Thank you for taking the time to read the following information about how to access all of the spellings to support and enhance your child’s spelling. For further information about the spelling books (which are only one part of our approach to spelling), please click here.
The trouble with spellings!
Spellings can often look as if they have been learnt as they are recalled correctly; however, we have found over the years and through the research that we have looked into, that repetition is the key to spellings to be committed to the long-term memory. This is short-term and long-term repetition.
Important approaches when practising spellings and a word of warning
¨ It is important that children practise the spellings in context to consolidate their understanding. A child often needs to return again and again to a spelling within sentences, before it is committed to the long term memory.
¨ Where possible, involve discussion of the spellings, talking just as much about why certain mistakes are made in order to understand these and avoid them in the future.
¨ Use the ‘One step forward and two steps back’ approach to learning. If children move too quickly through the spelling books, we often find in school that a number drop off again. When working on the current set, dip back into previously learnt spellings to revise and recheck.
¨ Ensure that spellings are applied correctly within sentences - fun sentences are always a great motivator! Try using as many of the spellings as you can in each sentence to save time. Ask your child to write the sentence fairly quickly; this way, you can see if the words are still correct when the focus is on pace rather than spelling. There is a big difference in school between words in tests and words in writing. Part of the learning spellings process, therefore, does need to focus on correctly applying when the meaning of the whole sentence is the focus, rather than individual spellings.
¨ Keep it varied. Find different ways to remember spellings. For example, you could say them as they sound (veg-E-table) or use mnemonics (Big Elephants Can Always Upset Small Elephants).
¨ Whenever you have a go at creating a spelling without handwriting, make sure that your child always has the opportunity to consolidate by writing it down on paper too.
It is extremely important that your child does not learn spellings beyond their maturity nor their reading or writing ability. We have found that when children learn these words too early, they do not use them and they are forgotten quickly. There is so much value in learning other words instead; you can select ones from your child’s maths, their reading books or their conversations. Write postcards to a friend, neighbour or relative and use this to spot spellings which need practising. Do ask your child’s class teacher if you require any help in finding additional spellings.

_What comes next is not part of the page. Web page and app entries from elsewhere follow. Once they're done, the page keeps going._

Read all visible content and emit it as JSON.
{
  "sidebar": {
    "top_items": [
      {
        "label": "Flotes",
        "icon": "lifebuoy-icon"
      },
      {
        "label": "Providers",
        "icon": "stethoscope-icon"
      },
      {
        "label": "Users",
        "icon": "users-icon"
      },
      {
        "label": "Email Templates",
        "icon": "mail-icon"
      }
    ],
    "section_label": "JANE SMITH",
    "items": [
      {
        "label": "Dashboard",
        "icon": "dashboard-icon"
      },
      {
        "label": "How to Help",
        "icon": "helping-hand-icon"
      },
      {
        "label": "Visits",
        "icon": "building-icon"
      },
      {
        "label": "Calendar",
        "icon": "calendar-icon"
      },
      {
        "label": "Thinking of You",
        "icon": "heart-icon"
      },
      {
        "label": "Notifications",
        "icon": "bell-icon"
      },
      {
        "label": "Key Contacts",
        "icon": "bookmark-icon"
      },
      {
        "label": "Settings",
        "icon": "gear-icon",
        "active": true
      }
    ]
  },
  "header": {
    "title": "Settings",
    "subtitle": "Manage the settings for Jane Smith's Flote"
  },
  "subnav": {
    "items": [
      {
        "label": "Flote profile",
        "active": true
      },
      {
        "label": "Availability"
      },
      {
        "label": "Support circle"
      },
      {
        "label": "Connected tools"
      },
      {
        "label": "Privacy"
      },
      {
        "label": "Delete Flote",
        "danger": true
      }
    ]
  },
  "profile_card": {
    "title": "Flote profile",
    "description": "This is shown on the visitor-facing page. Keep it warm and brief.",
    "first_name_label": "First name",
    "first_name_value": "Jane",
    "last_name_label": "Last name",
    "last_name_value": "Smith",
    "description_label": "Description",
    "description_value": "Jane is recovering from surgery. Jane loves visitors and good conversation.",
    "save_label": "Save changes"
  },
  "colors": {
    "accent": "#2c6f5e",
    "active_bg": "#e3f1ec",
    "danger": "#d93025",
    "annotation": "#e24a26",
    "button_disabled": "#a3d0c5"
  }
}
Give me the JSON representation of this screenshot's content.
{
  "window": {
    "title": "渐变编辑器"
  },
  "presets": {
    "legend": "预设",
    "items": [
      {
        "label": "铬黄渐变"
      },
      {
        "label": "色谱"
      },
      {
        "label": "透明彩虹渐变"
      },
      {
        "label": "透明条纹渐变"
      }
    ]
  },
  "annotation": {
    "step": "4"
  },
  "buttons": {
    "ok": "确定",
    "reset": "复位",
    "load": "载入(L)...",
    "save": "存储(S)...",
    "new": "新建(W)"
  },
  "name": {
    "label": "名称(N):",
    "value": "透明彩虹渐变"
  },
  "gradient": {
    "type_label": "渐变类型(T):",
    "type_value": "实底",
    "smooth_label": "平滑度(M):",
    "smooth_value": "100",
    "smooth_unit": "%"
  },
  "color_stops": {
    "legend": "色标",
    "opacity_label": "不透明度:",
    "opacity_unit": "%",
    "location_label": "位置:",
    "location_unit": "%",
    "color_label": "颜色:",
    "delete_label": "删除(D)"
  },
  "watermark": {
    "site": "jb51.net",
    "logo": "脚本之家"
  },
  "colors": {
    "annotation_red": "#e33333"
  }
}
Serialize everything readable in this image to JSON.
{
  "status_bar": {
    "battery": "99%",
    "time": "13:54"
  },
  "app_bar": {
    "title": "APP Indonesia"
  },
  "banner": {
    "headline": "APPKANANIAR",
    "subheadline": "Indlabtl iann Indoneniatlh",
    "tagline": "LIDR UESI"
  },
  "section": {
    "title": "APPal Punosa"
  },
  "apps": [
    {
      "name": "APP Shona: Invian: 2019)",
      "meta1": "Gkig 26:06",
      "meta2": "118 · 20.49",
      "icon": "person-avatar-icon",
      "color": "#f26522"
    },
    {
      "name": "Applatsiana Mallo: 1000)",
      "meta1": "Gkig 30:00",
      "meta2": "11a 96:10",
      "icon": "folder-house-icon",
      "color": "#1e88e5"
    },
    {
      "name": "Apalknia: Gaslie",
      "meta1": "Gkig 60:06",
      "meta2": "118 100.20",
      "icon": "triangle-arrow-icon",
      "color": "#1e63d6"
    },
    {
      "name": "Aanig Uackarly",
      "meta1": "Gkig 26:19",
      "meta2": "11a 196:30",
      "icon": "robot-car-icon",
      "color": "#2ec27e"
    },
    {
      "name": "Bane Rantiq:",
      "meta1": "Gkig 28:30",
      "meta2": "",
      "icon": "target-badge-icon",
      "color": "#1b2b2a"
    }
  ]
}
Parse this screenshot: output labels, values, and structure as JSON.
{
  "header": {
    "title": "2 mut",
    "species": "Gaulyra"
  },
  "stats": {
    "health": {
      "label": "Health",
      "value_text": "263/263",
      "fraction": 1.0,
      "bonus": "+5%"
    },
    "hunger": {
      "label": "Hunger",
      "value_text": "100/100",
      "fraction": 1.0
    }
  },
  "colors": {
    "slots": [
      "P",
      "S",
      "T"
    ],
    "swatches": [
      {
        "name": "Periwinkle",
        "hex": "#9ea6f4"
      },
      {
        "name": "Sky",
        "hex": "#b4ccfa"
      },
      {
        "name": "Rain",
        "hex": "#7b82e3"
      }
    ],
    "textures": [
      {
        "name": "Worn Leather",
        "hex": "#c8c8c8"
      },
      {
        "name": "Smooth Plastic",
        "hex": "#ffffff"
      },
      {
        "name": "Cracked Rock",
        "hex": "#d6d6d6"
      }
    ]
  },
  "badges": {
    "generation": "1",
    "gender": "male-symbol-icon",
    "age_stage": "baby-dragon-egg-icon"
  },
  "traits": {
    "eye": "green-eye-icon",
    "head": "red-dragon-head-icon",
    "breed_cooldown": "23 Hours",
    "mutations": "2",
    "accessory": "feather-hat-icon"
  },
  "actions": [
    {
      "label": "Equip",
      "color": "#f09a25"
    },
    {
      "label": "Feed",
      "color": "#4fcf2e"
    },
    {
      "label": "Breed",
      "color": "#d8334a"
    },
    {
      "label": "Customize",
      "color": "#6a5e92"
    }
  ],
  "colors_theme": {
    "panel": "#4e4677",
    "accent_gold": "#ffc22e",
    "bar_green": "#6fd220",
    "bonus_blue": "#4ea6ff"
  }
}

Where can I find a variety of ways to rehearse spellings?
Further fun and active tasks can be found on our website by clicking the star below. Where activities are not written ones, these need to be followed by opportunities to write the words and use these within sentences.
Where can I access the lists?
Lists can be accessed through the additional handwriting opportunities by clicking the star below. The rationale for the handwriting practise is the fact that our choice of a continuous cursive script across the school, aids spelling retention and supports a child as they learn the ‘feel’ and ‘flow’ of the word.
Thank you so much for taking the time to find out about our approaches to learning the spellings in the home spelling booklets; the way in which you continue to support your child’s learning is greatly appreciated.